Task requirements => Please retype all the data below exactly, line for line.

━━━━━━━━

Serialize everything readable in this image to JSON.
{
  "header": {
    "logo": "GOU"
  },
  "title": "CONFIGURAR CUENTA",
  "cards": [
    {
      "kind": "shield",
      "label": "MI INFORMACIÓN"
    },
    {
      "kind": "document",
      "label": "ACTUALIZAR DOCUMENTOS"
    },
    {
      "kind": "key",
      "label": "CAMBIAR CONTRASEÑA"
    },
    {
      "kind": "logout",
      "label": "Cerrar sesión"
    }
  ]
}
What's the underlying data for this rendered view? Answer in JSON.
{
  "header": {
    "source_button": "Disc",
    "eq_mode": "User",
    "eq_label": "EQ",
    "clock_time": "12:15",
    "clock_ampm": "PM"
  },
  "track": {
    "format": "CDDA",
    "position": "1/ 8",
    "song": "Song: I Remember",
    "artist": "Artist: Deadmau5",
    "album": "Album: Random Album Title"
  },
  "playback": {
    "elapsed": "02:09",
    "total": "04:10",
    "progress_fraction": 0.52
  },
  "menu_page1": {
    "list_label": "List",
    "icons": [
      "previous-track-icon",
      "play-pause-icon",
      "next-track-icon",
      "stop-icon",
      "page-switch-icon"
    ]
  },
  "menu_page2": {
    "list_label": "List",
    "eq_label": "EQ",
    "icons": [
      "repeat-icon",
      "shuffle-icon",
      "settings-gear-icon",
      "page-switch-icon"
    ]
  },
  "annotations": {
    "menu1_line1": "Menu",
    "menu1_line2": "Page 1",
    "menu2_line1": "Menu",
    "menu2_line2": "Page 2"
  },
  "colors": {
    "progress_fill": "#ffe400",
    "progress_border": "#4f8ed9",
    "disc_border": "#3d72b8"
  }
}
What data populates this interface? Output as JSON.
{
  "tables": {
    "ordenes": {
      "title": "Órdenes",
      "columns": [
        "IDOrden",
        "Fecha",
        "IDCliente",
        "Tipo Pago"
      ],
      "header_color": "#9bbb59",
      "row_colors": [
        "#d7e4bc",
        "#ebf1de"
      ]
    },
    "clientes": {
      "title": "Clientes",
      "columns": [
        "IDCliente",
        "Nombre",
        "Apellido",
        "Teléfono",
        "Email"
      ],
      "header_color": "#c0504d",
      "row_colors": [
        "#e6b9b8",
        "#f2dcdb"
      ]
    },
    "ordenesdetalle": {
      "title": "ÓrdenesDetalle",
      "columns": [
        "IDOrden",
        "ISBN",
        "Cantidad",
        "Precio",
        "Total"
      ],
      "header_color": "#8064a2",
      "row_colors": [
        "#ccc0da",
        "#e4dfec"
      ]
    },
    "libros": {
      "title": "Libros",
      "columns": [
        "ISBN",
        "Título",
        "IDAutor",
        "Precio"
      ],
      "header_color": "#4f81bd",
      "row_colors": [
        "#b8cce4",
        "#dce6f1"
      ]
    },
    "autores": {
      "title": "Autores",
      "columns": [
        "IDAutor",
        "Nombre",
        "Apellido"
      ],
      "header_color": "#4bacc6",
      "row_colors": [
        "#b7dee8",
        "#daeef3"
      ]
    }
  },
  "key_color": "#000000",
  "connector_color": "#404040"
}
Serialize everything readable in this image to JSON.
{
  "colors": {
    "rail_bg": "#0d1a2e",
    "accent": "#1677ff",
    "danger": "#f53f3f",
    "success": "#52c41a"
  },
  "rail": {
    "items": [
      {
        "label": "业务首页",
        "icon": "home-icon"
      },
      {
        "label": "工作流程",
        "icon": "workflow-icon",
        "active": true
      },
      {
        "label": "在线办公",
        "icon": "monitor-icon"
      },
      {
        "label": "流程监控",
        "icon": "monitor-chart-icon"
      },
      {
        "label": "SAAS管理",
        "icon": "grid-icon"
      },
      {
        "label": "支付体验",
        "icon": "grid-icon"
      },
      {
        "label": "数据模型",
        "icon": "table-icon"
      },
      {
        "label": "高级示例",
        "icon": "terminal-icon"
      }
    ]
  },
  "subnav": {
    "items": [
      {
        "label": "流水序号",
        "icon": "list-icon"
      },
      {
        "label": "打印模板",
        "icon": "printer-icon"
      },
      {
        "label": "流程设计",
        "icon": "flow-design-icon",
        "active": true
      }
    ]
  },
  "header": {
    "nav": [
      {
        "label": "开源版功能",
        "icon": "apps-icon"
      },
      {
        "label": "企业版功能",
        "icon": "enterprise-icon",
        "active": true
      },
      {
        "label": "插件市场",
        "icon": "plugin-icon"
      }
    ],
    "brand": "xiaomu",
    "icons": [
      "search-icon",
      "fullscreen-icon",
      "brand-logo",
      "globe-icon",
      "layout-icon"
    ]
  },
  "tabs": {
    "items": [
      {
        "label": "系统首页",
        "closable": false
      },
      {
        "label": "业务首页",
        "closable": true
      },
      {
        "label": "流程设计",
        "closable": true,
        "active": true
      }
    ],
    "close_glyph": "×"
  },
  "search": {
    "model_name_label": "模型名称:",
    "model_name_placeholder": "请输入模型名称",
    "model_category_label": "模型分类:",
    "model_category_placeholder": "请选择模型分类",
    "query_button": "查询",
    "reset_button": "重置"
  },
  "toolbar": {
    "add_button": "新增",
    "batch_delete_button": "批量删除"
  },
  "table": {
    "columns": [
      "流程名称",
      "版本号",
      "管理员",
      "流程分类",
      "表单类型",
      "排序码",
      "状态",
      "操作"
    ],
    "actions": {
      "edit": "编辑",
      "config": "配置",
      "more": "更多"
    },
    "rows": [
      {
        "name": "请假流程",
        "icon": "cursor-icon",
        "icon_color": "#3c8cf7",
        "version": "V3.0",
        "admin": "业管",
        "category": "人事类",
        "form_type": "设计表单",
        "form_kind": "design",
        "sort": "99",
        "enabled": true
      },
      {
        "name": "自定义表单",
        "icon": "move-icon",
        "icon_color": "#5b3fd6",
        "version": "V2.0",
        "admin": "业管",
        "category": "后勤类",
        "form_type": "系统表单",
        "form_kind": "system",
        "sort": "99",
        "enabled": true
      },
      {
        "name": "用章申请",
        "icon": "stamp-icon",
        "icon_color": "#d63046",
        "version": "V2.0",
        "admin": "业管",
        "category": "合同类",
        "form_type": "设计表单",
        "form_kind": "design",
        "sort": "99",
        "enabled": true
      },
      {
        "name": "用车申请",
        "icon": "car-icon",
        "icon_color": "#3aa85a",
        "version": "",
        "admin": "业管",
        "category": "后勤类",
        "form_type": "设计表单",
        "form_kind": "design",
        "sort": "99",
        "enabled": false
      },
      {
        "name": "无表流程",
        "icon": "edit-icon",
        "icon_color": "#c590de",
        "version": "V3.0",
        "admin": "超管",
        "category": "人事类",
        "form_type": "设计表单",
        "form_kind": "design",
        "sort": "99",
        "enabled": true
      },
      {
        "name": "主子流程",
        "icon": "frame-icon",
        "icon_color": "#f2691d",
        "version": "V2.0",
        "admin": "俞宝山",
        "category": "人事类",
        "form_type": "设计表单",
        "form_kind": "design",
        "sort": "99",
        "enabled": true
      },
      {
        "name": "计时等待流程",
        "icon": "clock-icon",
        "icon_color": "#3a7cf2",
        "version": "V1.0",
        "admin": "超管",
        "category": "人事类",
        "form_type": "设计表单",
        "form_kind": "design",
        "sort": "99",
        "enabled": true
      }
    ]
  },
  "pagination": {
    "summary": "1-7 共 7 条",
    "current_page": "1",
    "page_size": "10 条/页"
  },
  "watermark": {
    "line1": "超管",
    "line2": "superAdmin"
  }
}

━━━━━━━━

Answer =>
Serialize everything readable in this image to JSON.
{
  "header": {
    "logo": "GOU"
  },
  "title": "CONFIGURAR CUENTA",
  "cards": [
    {
      "kind": "shield",
      "label": "MI INFORMACIÓN"
    },
    {
      "kind": "document",
      "label": "ACTUALIZAR DOCUMENTOS"
    },
    {
      "kind": "key",
      "label": "CAMBIAR CONTRASEÑA"
    },
    {
      "kind": "logout",
      "label": "Cerrar sesión"
    }
  ]
}
What's the underlying data for this rendered view? Answer in JSON.
{
  "header": {
    "source_button": "Disc",
    "eq_mode": "User",
    "eq_label": "EQ",
    "clock_time": "12:15",
    "clock_ampm": "PM"
  },
  "track": {
    "format": "CDDA",
    "position": "1/ 8",
    "song": "Song: I Remember",
    "artist": "Artist: Deadmau5",
    "album": "Album: Random Album Title"
  },
  "playback": {
    "elapsed": "02:09",
    "total": "04:10",
    "progress_fraction": 0.52
  },
  "menu_page1": {
    "list_label": "List",
    "icons": [
      "previous-track-icon",
      "play-pause-icon",
      "next-track-icon",
      "stop-icon",
      "page-switch-icon"
    ]
  },
  "menu_page2": {
    "list_label": "List",
    "eq_label": "EQ",
    "icons": [
      "repeat-icon",
      "shuffle-icon",
      "settings-gear-icon",
      "page-switch-icon"
    ]
  },
  "annotations": {
    "menu1_line1": "Menu",
    "menu1_line2": "Page 1",
    "menu2_line1": "Menu",
    "menu2_line2": "Page 2"
  },
  "colors": {
    "progress_fill": "#ffe400",
    "progress_border": "#4f8ed9",
    "disc_border": "#3d72b8"
  }
}
What data populates this interface? Output as JSON.
{
  "tables": {
    "ordenes": {
      "title": "Órdenes",
      "columns": [
        "IDOrden",
        "Fecha",
        "IDCliente",
        "Tipo Pago"
      ],
      "header_color": "#9bbb59",
      "row_colors": [
        "#d7e4bc",
        "#ebf1de"
      ]
    },
    "clientes": {
      "title": "Clientes",
      "columns": [
        "IDCliente",
        "Nombre",
        "Apellido",
        "Teléfono",
        "Email"
      ],
      "header_color": "#c0504d",
      "row_colors": [
        "#e6b9b8",
        "#f2dcdb"
      ]
    },
    "ordenesdetalle": {
      "title": "ÓrdenesDetalle",
      "columns": [
        "IDOrden",
        "ISBN",
        "Cantidad",
        "Precio",
        "Total"
      ],
      "header_color": "#8064a2",
      "row_colors": [
        "#ccc0da",
        "#e4dfec"
      ]
    },
    "libros": {
      "title": "Libros",
      "columns": [
        "ISBN",
        "Título",
        "IDAutor",
        "Precio"
      ],
      "header_color": "#4f81bd",
      "row_colors": [
        "#b8cce4",
        "#dce6f1"
      ]
    },
    "autores": {
      "title": "Autores",
      "columns": [
        "IDAutor",
        "Nombre",
        "Apellido"
      ],
      "header_color": "#4bacc6",
      "row_colors": [
        "#b7dee8",
        "#daeef3"
      ]
    }
  },
  "key_color": "#000000",
  "connector_color": "#404040"
}
Serialize everything readable in this image to JSON.
{
  "colors": {
    "rail_bg": "#0d1a2e",
    "accent": "#1677ff",
    "danger": "#f53f3f",
    "success": "#52c41a"
  },
  "rail": {
    "items": [
      {
        "label": "业务首页",
        "icon": "home-icon"
      },
      {
        "label": "工作流程",
        "icon": "workflow-icon",
        "active": true
      },
      {
        "label": "在线办公",
        "icon": "monitor-icon"
      },
      {
        "label": "流程监控",
        "icon": "monitor-chart-icon"
      },
      {
        "label": "SAAS管理",
        "icon": "grid-icon"
      },
      {
        "label": "支付体验",
        "icon": "grid-icon"
      },
      {
        "label": "数据模型",
        "icon": "table-icon"
      },
      {
        "label": "高级示例",
        "icon": "terminal-icon"
      }
    ]
  },
  "subnav": {
    "items": [
      {
        "label": "流水序号",
        "icon": "list-icon"
      },
      {
        "label": "打印模板",
        "icon": "printer-icon"
      },
      {
        "label": "流程设计",
        "icon": "flow-design-icon",
        "active": true
      }
    ]
  },
  "header": {
    "nav": [
      {
        "label": "开源版功能",
        "icon": "apps-icon"
      },
      {
        "label": "企业版功能",
        "icon": "enterprise-icon",
        "active": true
      },
      {
        "label": "插件市场",
        "icon": "plugin-icon"
      }
    ],
    "brand": "xiaomu",
    "icons": [
      "search-icon",
      "fullscreen-icon",
      "brand-logo",
      "globe-icon",
      "layout-icon"
    ]
  },
  "tabs": {
    "items": [
      {
        "label": "系统首页",
        "closable": false
      },
      {
        "label": "业务首页",
        "closable": true
      },
      {
        "label": "流程设计",
        "closable": true,
        "active": true
      }
    ],
    "close_glyph": "×"
  },
  "search": {
    "model_name_label": "模型名称:",
    "model_name_placeholder": "请输入模型名称",
    "model_category_label": "模型分类:",
    "model_category_placeholder": "请选择模型分类",
    "query_button": "查询",
    "reset_button": "重置"
  },
  "toolbar": {
    "add_button": "新增",
    "batch_delete_button": "批量删除"
  },
  "table": {
    "columns": [
      "流程名称",
      "版本号",
      "管理员",
      "流程分类",
      "表单类型",
      "排序码",
      "状态",
      "操作"
    ],
    "actions": {
      "edit": "编辑",
      "config": "配置",
      "more": "更多"
    },
    "rows": [
      {
        "name": "请假流程",
        "icon": "cursor-icon",
        "icon_color": "#3c8cf7",
        "version": "V3.0",
        "admin": "业管",
        "category": "人事类",
        "form_type": "设计表单",
        "form_kind": "design",
        "sort": "99",
        "enabled": true
      },
      {
        "name": "自定义表单",
        "icon": "move-icon",
        "icon_color": "#5b3fd6",
        "version": "V2.0",
        "admin": "业管",
        "category": "后勤类",
        "form_type": "系统表单",
        "form_kind": "system",
        "sort": "99",
        "enabled": true
      },
      {
        "name": "用章申请",
        "icon": "stamp-icon",
        "icon_color": "#d63046",
        "version": "V2.0",
        "admin": "业管",
        "category": "合同类",
        "form_type": "设计表单",
        "form_kind": "design",
        "sort": "99",
        "enabled": true
      },
      {
        "name": "用车申请",
        "icon": "car-icon",
        "icon_color": "#3aa85a",
        "version": "",
        "admin": "业管",
        "category": "后勤类",
        "form_type": "设计表单",
        "form_kind": "design",
        "sort": "99",
        "enabled": false
      },
      {
        "name": "无表流程",
        "icon": "edit-icon",
        "icon_color": "#c590de",
        "version": "V3.0",
        "admin": "超管",
        "category": "人事类",
        "form_type": "设计表单",
        "form_kind": "design",
        "sort": "99",
        "enabled": true
      },
      {
        "name": "主子流程",
        "icon": "frame-icon",
        "icon_color": "#f2691d",
        "version": "V2.0",
        "admin": "俞宝山",
        "category": "人事类",
        "form_type": "设计表单",
        "form_kind": "design",
        "sort": "99",
        "enabled": true
      },
      {
        "name": "计时等待流程",
        "icon": "clock-icon",
        "icon_color": "#3a7cf2",
        "version": "V1.0",
        "admin": "超管",
        "category": "人事类",
        "form_type": "设计表单",
        "form_kind": "design",
        "sort": "99",
        "enabled": true
      }
    ]
  },
  "pagination": {
    "summary": "1-7 共 7 条",
    "current_page": "1",
    "page_size": "10 条/页"
  },
  "watermark": {
    "line1": "超管",
    "line2": "superAdmin"
  }
}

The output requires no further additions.